Women At War, And Peace...
In on-camera interviews and voice over narration, 'Silu' lets us know that she was born Uma Bhujel, the child of a poverty level farming family in the Gorkha District. Her father toiled in the fields of a rich landlord. Her older sister, Kumari, married at age twelve to a man who starved and beat her, hung herself. Her family story was not uncommon.
Uma joined the Maoists at age 18, took on the code name 'Silu' to protect her family's identity and rose through the ranks to become a commander. When the Maoists eventually put down their arms and opted for peaceful change, she was elected to be a representative in the constituent assembly.
In interviews with Uma's family and others we learn of the hardships of poverty, exploitation and hopelessness that gave rise to the rebellion in Nepal and, in particular, why it's the women who are so committed to bringing about change. The film and Uma/Silu's story give us a unique glimpse into what's happening in Nepal, and the understanding that glimpse gives us may be applied to other realms, as well.
First time filmmaker Kiran Deol deftly handles the telling of Uma/Silu's compelling story and all the information concerning conditions in Nepal. It's clear that she cares passionately about her subject.
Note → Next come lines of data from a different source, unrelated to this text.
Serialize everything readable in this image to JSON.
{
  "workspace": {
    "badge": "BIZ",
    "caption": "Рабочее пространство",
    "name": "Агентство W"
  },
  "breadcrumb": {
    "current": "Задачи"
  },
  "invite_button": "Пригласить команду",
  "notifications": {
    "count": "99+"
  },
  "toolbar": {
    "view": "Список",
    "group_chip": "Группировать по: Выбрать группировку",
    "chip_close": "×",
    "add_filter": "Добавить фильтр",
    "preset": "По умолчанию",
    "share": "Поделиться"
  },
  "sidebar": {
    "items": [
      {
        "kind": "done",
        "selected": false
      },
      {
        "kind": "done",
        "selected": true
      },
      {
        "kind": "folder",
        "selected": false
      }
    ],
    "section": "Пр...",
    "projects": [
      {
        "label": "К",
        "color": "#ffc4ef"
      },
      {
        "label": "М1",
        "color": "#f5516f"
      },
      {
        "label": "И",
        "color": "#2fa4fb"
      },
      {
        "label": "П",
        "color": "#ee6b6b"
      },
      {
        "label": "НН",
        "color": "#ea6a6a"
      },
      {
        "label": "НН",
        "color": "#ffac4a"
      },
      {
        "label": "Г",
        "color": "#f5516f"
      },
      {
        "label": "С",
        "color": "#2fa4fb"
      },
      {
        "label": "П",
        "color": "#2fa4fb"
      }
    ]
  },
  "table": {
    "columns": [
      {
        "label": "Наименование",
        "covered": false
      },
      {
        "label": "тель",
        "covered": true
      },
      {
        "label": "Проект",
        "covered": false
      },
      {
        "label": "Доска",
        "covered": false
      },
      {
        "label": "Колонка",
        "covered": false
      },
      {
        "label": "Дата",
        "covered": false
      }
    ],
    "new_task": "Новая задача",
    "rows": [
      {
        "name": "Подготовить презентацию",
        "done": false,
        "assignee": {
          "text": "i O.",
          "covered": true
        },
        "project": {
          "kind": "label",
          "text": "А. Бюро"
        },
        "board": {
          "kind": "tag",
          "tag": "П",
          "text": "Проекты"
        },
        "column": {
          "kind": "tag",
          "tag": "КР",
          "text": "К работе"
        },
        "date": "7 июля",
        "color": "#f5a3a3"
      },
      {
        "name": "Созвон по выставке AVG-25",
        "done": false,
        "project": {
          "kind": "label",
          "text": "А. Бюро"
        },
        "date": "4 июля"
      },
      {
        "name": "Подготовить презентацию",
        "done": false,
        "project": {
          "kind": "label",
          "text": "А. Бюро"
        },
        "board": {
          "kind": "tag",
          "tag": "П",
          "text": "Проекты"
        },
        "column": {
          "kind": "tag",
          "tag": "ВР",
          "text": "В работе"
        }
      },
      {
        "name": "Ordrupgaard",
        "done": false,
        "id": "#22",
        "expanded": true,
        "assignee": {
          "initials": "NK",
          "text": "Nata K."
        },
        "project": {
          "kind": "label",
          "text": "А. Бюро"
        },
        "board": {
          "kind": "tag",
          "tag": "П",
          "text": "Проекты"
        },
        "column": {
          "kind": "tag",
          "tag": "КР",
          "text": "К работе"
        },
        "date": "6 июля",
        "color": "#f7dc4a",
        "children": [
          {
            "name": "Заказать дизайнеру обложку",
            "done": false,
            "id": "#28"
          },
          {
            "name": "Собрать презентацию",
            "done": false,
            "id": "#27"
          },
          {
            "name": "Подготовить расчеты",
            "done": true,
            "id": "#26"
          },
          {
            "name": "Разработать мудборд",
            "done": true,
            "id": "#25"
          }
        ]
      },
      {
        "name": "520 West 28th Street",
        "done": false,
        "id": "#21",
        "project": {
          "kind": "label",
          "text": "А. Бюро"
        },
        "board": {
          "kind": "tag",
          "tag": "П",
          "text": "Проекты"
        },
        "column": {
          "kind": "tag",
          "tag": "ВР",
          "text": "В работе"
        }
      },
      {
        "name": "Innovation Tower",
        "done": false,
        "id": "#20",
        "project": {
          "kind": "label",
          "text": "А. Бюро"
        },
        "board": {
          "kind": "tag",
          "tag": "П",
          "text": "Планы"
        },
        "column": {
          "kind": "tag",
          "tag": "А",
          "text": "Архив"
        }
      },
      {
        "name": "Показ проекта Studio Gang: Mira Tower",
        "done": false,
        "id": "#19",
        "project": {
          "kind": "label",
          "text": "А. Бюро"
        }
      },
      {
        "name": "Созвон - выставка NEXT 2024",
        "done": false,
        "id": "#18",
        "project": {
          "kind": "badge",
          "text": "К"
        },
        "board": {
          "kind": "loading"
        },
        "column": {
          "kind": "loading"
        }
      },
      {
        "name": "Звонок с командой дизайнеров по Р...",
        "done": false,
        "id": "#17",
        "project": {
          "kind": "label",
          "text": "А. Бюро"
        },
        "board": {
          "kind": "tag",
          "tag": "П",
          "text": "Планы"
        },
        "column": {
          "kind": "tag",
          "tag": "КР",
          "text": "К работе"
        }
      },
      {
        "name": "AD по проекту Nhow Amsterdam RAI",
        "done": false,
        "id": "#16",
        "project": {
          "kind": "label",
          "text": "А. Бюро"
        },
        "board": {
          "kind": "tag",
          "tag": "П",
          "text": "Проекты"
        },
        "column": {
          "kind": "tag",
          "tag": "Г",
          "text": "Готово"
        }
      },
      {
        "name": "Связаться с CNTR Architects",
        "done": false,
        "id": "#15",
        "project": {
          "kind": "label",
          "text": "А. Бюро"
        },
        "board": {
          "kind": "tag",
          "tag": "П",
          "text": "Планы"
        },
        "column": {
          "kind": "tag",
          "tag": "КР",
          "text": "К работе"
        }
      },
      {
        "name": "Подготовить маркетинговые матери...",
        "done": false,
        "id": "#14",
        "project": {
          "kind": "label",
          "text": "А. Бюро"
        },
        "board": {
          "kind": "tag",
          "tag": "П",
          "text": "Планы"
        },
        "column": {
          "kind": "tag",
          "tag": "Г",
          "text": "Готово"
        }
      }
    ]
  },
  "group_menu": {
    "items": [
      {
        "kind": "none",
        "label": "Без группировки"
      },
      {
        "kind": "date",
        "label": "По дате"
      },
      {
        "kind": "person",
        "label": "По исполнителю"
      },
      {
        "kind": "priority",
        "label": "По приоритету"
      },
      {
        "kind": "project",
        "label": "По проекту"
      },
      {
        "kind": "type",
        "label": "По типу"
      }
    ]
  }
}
But her constant use of music to underscore changes in locale, event and mood is quite distracting, and actually prevents her from achieving the sense of intimacy and immediacy that would galvanize audiences. For example, patrolling rebel soldiers trying to make their way quietly through thick jungle foliage aren't listening to music -- nor should we be, as we watch them. Don't let that stop you from seeing the movie, though. And, when you do, resist the urge to tap your toes!